(App and web page records)
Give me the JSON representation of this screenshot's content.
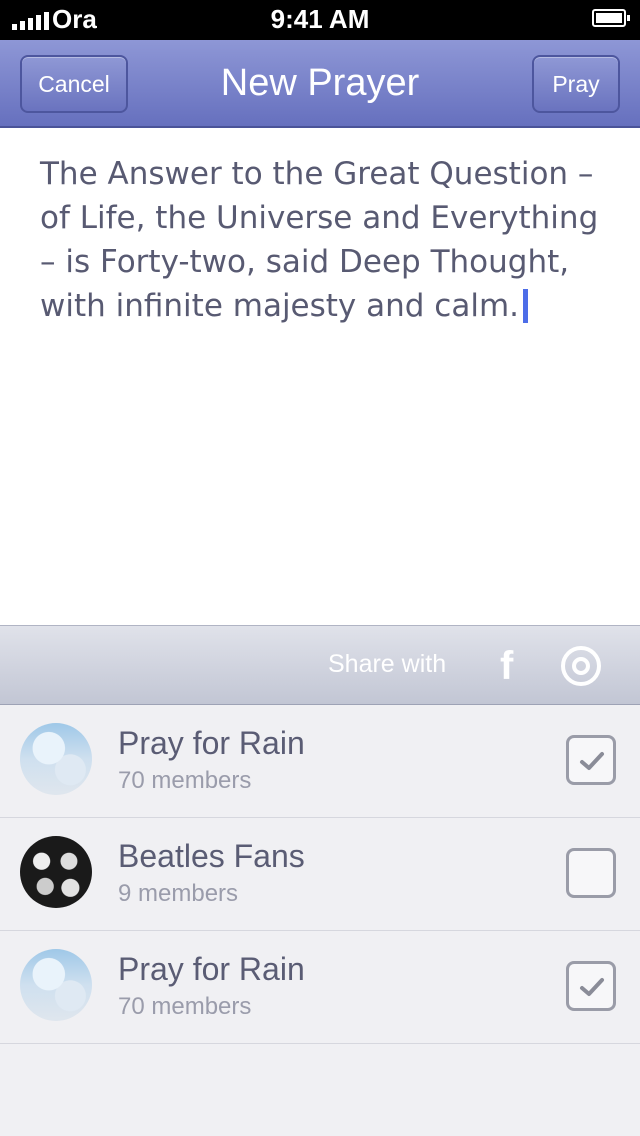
{
  "status_bar": {
    "carrier": "Ora",
    "time": "9:41 AM"
  },
  "nav": {
    "cancel_label": "Cancel",
    "title": "New Prayer",
    "pray_label": "Pray"
  },
  "editor": {
    "text": "The Answer to the Great Question – of Life, the Universe and Everything – is Forty-two, said Deep Thought, with infinite majesty and calm."
  },
  "share": {
    "label": "Share with",
    "icons": [
      "facebook-icon",
      "circle-target-icon"
    ]
  },
  "groups": [
    {
      "name": "Pray for Rain",
      "members": "70 members",
      "checked": true,
      "avatar": "clouds"
    },
    {
      "name": "Beatles Fans",
      "members": "9 members",
      "checked": false,
      "avatar": "beatles"
    },
    {
      "name": "Pray for Rain",
      "members": "70 members",
      "checked": true,
      "avatar": "clouds"
    }
  ],
  "colors": {
    "nav_bar": "#7880c8",
    "caret": "#4d6de8",
    "text": "#585a72"
  }
}
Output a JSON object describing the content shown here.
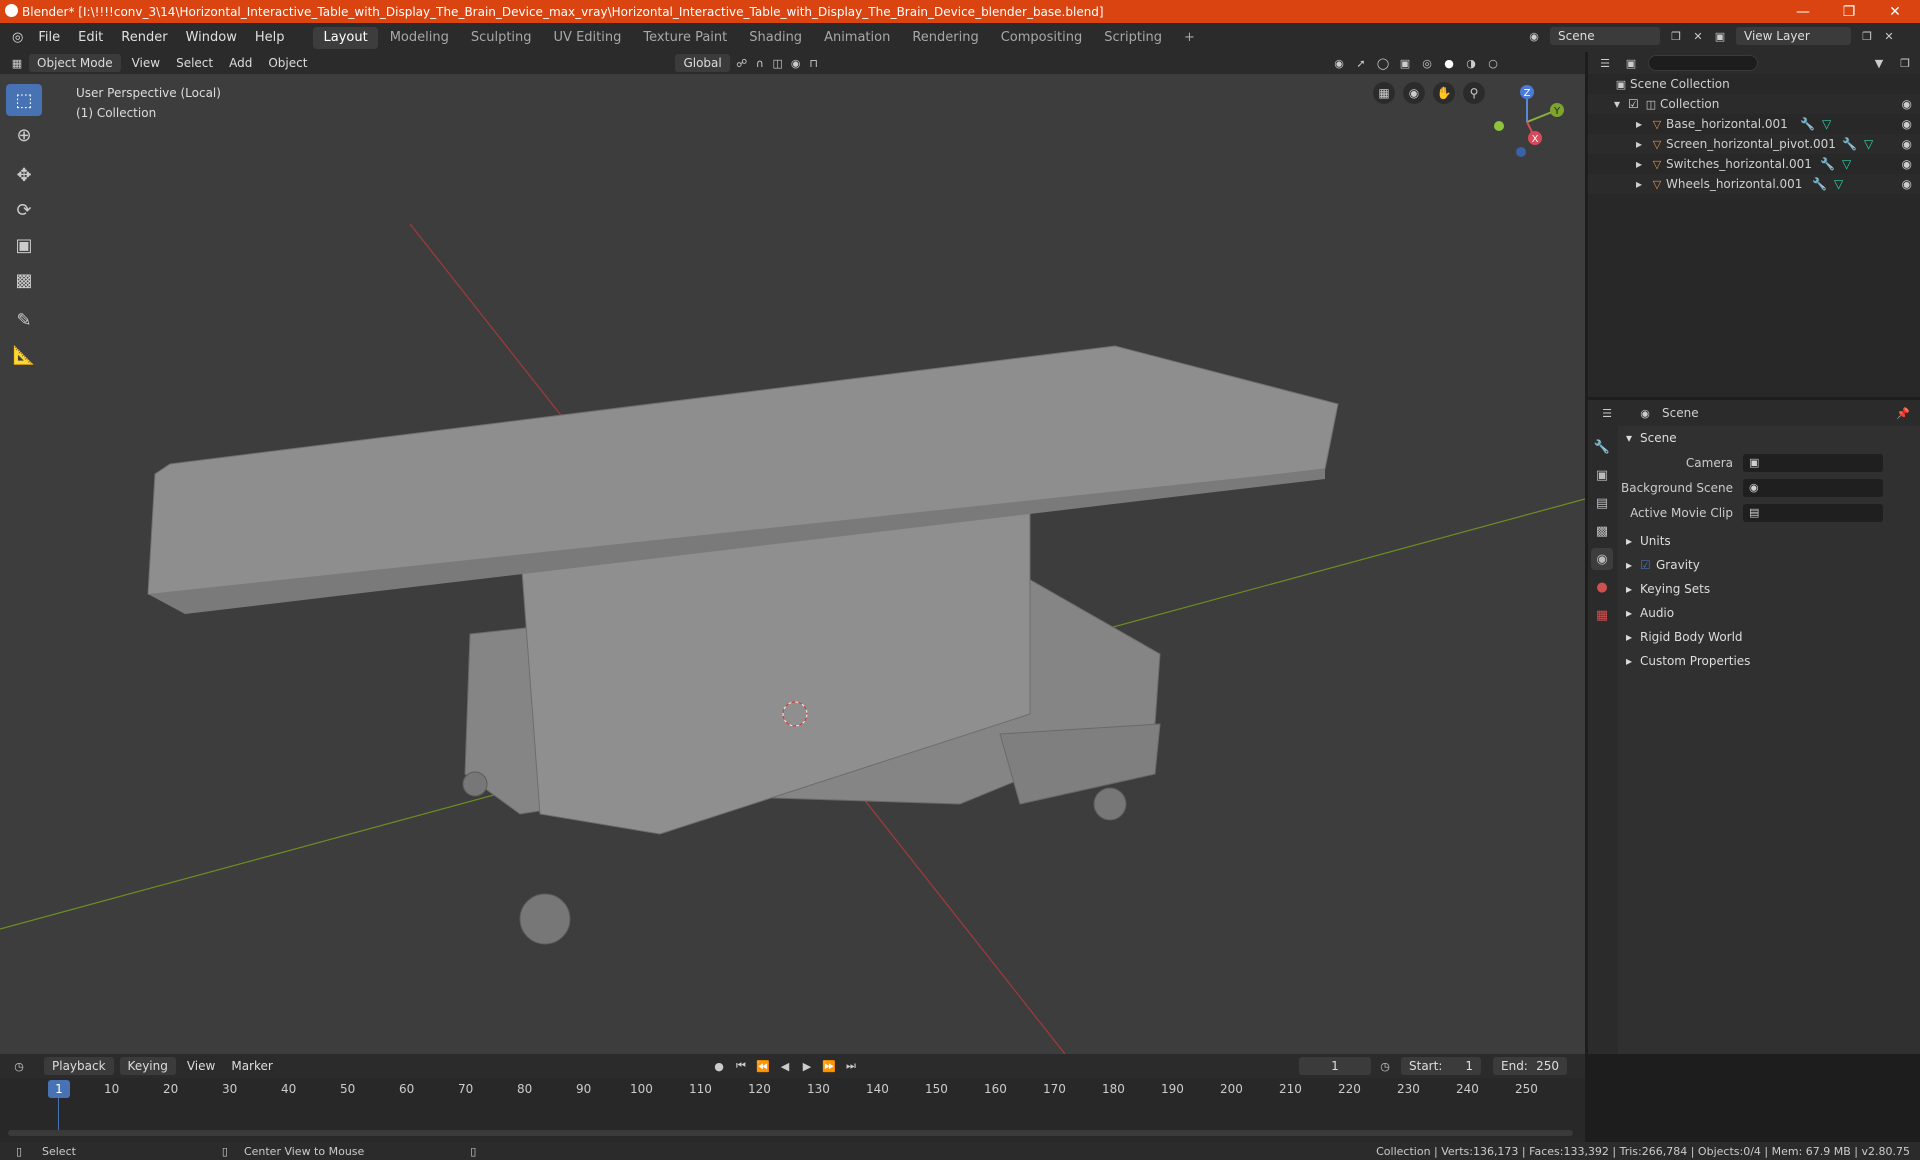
{
  "window": {
    "title": "Blender* [I:\\!!!!conv_3\\14\\Horizontal_Interactive_Table_with_Display_The_Brain_Device_max_vray\\Horizontal_Interactive_Table_with_Display_The_Brain_Device_blender_base.blend]"
  },
  "menu": {
    "file": "File",
    "edit": "Edit",
    "render": "Render",
    "window": "Window",
    "help": "Help"
  },
  "workspaces": [
    "Layout",
    "Modeling",
    "Sculpting",
    "UV Editing",
    "Texture Paint",
    "Shading",
    "Animation",
    "Rendering",
    "Compositing",
    "Scripting"
  ],
  "scene_name": "Scene",
  "view_layer": "View Layer",
  "viewport_header": {
    "mode": "Object Mode",
    "view": "View",
    "select": "Select",
    "add": "Add",
    "object": "Object",
    "orientation": "Global"
  },
  "viewport": {
    "perspective": "User Perspective (Local)",
    "collection": "(1) Collection"
  },
  "gizmo": {
    "x": "X",
    "y": "Y",
    "z": "Z"
  },
  "outliner": {
    "search_placeholder": "",
    "scene_collection": "Scene Collection",
    "collection": "Collection",
    "objects": [
      "Base_horizontal.001",
      "Screen_horizontal_pivot.001",
      "Switches_horizontal.001",
      "Wheels_horizontal.001"
    ]
  },
  "properties": {
    "context": "Scene",
    "section_scene": "Scene",
    "camera_label": "Camera",
    "background_scene_label": "Background Scene",
    "active_movie_clip_label": "Active Movie Clip",
    "sections": [
      "Units",
      "Gravity",
      "Keying Sets",
      "Audio",
      "Rigid Body World",
      "Custom Properties"
    ]
  },
  "timeline": {
    "playback": "Playback",
    "keying": "Keying",
    "view": "View",
    "marker": "Marker",
    "current_frame": "1",
    "start_label": "Start:",
    "start": "1",
    "end_label": "End:",
    "end": "250",
    "ticks": [
      "1",
      "10",
      "20",
      "30",
      "40",
      "50",
      "60",
      "70",
      "80",
      "90",
      "100",
      "110",
      "120",
      "130",
      "140",
      "150",
      "160",
      "170",
      "180",
      "190",
      "200",
      "210",
      "220",
      "230",
      "240",
      "250"
    ]
  },
  "status": {
    "select": "Select",
    "center": "Center View to Mouse",
    "info": "Collection | Verts:136,173 | Faces:133,392 | Tris:266,784 | Objects:0/4 | Mem: 67.9 MB | v2.80.75"
  }
}
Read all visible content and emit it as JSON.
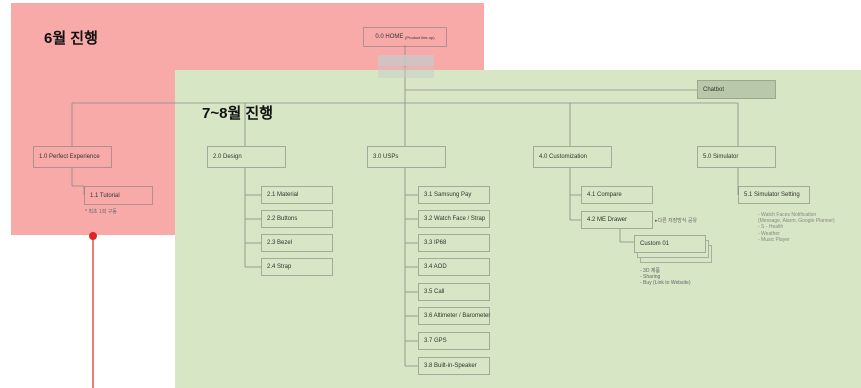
{
  "regions": {
    "june_label": "6월 진행",
    "julaug_label": "7~8월 진행"
  },
  "nodes": {
    "home": "0.0 HOME",
    "home_sub": "(Product line-up)",
    "chatbot": "Chatbot",
    "perfect": "1.0 Perfect Experience",
    "tutorial": "1.1 Tutorial",
    "tutorial_note": "* 최초 1회 구동",
    "design": "2.0 Design",
    "material": "2.1 Material",
    "buttons": "2.2 Buttons",
    "bezel": "2.3 Bezel",
    "strap": "2.4 Strap",
    "usps": "3.0 USPs",
    "samsung_pay": "3.1 Samsung Pay",
    "watch_face": "3.2 Watch Face / Strap",
    "ip68": "3.3 IP68",
    "aod": "3.4 AOD",
    "call": "3.5 Call",
    "altimeter": "3.6 Altimeter / Barometer",
    "gps": "3.7 GPS",
    "speaker": "3.8 Built-in-Speaker",
    "customization": "4.0 Customization",
    "compare": "4.1 Compare",
    "me_drawer": "4.2 ME Drawer",
    "me_drawer_note": "▸다른 저장방식 공유",
    "custom_01": "Custom 01",
    "simulator": "5.0 Simulator",
    "sim_setting": "5.1 Simulator Setting"
  },
  "custom_notes": [
    "- 3D 제품",
    "- Sharing",
    "- Buy (Link to Website)"
  ],
  "simulator_notes": [
    "- Watch Faces Notification",
    "(Message, Alarm, Google Planner)",
    "- S - Health",
    "- Weather",
    "- Music Player"
  ],
  "colors": {
    "june_region": "#f8aaa8",
    "julaug_region": "#d7e6c4",
    "connector": "#8a8a8a",
    "marker": "#e02424"
  }
}
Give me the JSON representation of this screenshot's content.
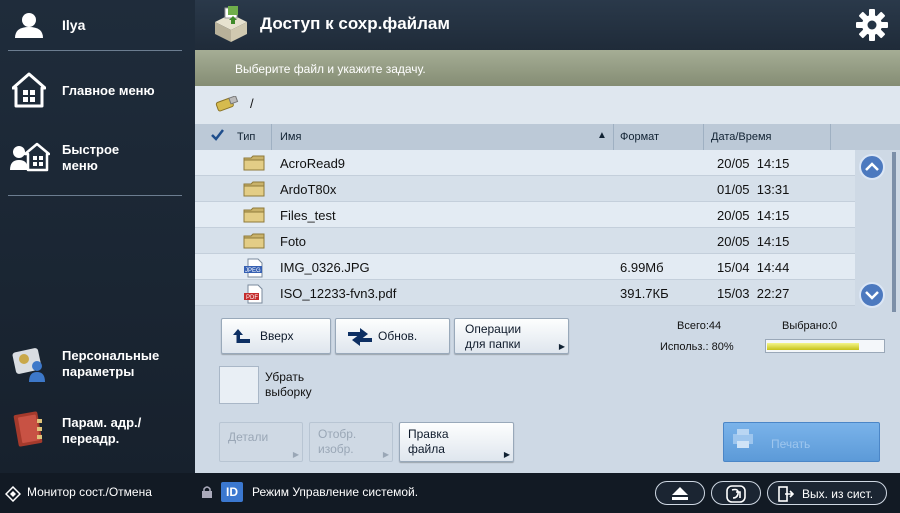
{
  "sidebar": {
    "user": "Ilya",
    "main_menu": "Главное меню",
    "quick_menu": "Быстрое меню",
    "personal_settings": "Персональные параметры",
    "address_settings": "Парам. адр./переадр."
  },
  "header": {
    "title": "Доступ к сохр.файлам"
  },
  "instruction": "Выберите файл и укажите задачу.",
  "path": "/",
  "columns": {
    "type": "Тип",
    "name": "Имя",
    "format": "Формат",
    "datetime": "Дата/Время"
  },
  "files": [
    {
      "icon": "folder-icon",
      "name": "AcroRead9",
      "format": "",
      "date": "20/05",
      "time": "14:15"
    },
    {
      "icon": "folder-icon",
      "name": "ArdoT80x",
      "format": "",
      "date": "01/05",
      "time": "13:31"
    },
    {
      "icon": "folder-icon",
      "name": "Files_test",
      "format": "",
      "date": "20/05",
      "time": "14:15"
    },
    {
      "icon": "folder-icon",
      "name": "Foto",
      "format": "",
      "date": "20/05",
      "time": "14:15"
    },
    {
      "icon": "jpeg-file-icon",
      "name": "IMG_0326.JPG",
      "format": "6.99Мб",
      "date": "15/04",
      "time": "14:44"
    },
    {
      "icon": "pdf-file-icon",
      "name": "ISO_12233-fvn3.pdf",
      "format": "391.7КБ",
      "date": "15/03",
      "time": "22:27"
    }
  ],
  "buttons": {
    "up": "Вверх",
    "refresh": "Обнов.",
    "folder_ops_line1": "Операции",
    "folder_ops_line2": "для папки",
    "clear_selection_line1": "Убрать",
    "clear_selection_line2": "выборку",
    "details": "Детали",
    "preview_line1": "Отобр.",
    "preview_line2": "изобр.",
    "edit_file_line1": "Правка",
    "edit_file_line2": "файла",
    "print": "Печать"
  },
  "stats": {
    "total_label": "Всего:",
    "total": "44",
    "selected_label": "Выбрано:",
    "selected": "0",
    "used_label": "Использ.:",
    "used": "80%",
    "used_fraction": 0.8
  },
  "status_bar": {
    "monitor": "Монитор сост./Отмена",
    "id_badge": "ID",
    "mode": "Режим Управление системой.",
    "logout": "Вых. из сист."
  },
  "colors": {
    "header_bg": "#243344",
    "instruction_bg": "#979f86",
    "accent_blue": "#4c79bf",
    "usage_bar": "#d8d63a"
  }
}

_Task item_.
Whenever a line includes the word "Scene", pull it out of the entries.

_Your response_.
  "scene_name": "Scene",
    "scene_collection": "Scene Collection",
    "context": "Scene",
    "section_scene": "Scene",
    "background_scene_label": "Background Scene",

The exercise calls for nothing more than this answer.